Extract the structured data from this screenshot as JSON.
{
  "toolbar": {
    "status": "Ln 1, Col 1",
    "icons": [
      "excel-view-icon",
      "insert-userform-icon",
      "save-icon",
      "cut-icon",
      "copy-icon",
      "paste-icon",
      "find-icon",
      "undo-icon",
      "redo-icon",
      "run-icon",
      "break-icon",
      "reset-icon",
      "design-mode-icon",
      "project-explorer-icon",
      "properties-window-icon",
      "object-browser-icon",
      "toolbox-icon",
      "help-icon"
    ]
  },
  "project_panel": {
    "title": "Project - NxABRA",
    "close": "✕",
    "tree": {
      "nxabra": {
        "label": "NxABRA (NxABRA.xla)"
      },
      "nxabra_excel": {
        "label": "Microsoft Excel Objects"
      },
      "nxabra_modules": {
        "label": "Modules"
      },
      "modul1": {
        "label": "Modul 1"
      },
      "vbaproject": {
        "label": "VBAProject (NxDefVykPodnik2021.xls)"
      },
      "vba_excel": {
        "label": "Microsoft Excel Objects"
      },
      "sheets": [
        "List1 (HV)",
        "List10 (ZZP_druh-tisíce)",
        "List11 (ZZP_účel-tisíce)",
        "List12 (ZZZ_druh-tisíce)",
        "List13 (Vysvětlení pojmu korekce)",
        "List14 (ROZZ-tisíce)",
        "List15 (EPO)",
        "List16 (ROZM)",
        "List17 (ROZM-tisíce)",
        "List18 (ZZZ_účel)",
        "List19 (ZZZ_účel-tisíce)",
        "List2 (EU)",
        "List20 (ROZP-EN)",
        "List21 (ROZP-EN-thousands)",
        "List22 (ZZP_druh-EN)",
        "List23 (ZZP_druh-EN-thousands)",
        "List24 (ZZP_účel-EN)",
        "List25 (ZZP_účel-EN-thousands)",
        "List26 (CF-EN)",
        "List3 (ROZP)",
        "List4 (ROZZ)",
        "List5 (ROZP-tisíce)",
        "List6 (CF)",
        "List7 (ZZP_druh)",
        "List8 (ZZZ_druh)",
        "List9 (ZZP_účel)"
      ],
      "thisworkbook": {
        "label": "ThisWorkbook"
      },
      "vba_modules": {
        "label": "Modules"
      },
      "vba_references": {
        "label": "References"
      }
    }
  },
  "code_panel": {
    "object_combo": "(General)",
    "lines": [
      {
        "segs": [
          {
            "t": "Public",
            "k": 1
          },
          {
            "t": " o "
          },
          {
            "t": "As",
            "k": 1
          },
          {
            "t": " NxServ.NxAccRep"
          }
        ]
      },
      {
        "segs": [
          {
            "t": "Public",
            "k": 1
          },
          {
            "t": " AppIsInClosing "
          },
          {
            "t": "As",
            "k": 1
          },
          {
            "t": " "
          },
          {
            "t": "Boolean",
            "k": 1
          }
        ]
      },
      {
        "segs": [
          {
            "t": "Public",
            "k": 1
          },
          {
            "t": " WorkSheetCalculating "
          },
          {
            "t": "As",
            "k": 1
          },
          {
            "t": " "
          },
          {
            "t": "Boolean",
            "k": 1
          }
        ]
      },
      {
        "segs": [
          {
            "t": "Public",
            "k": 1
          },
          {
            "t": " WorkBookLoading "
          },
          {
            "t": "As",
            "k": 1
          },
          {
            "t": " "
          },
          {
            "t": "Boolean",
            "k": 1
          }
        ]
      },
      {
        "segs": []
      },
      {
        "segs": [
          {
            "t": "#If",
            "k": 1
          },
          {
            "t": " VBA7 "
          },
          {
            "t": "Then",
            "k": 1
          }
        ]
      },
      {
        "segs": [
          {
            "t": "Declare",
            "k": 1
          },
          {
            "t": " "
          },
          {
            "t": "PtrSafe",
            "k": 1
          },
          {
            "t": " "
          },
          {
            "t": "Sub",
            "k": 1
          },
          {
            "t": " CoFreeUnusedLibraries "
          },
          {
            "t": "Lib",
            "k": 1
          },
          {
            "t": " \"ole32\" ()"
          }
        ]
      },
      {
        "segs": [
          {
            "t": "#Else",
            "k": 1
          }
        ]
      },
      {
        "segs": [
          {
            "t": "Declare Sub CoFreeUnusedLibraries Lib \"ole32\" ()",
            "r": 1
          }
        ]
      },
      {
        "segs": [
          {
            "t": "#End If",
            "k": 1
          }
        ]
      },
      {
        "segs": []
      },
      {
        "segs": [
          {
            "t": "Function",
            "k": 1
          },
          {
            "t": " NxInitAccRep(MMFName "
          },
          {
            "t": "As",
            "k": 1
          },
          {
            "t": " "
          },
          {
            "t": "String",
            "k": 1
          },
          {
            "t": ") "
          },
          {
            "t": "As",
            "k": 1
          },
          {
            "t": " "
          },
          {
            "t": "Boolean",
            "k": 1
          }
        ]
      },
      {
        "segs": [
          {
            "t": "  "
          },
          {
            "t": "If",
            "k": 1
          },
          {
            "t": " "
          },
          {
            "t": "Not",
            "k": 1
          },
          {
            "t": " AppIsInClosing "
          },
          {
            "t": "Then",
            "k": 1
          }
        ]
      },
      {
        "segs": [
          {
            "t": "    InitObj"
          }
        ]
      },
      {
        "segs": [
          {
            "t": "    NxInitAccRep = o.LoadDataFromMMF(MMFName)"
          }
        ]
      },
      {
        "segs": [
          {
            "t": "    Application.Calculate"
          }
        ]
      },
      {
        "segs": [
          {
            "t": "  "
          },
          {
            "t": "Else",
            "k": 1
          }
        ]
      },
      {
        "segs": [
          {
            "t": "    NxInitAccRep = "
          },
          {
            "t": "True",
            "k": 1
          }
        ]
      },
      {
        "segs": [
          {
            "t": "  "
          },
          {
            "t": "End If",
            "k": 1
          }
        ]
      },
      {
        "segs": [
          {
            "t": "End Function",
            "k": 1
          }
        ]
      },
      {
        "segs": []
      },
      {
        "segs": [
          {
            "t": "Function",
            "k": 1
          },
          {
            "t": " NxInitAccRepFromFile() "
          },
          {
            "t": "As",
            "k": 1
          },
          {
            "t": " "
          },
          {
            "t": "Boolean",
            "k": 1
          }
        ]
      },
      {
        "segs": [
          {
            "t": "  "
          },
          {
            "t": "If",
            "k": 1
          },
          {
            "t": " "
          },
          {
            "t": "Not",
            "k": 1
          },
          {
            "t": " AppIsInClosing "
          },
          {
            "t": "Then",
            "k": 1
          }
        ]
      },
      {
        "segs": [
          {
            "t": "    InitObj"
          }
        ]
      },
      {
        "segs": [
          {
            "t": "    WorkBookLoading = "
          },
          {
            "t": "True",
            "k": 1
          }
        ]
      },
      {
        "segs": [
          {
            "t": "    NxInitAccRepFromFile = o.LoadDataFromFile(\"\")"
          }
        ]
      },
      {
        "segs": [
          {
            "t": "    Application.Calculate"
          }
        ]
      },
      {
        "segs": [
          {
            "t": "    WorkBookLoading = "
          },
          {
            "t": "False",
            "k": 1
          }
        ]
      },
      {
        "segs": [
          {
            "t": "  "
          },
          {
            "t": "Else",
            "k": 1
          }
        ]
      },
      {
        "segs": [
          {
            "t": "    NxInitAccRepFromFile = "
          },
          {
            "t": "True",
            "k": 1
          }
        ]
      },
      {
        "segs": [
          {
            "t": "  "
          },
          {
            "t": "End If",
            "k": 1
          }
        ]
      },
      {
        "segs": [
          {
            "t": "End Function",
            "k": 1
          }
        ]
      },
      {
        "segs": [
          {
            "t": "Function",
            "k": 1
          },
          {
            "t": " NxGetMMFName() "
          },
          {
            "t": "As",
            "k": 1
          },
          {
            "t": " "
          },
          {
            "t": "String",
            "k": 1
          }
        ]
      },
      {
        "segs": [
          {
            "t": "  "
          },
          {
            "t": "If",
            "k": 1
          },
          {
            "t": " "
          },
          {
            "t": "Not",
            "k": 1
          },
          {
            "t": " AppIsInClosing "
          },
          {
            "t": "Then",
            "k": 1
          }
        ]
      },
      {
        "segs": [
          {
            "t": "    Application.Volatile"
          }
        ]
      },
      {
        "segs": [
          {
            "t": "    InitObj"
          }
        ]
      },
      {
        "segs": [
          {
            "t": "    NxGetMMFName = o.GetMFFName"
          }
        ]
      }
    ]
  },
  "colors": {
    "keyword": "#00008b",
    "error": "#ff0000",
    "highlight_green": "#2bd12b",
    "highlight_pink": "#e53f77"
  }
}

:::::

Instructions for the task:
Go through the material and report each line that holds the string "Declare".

Written response:
            "t": "Declare",
            "t": "Declare Sub CoFreeUnusedLibraries Lib \"ole32\" ()",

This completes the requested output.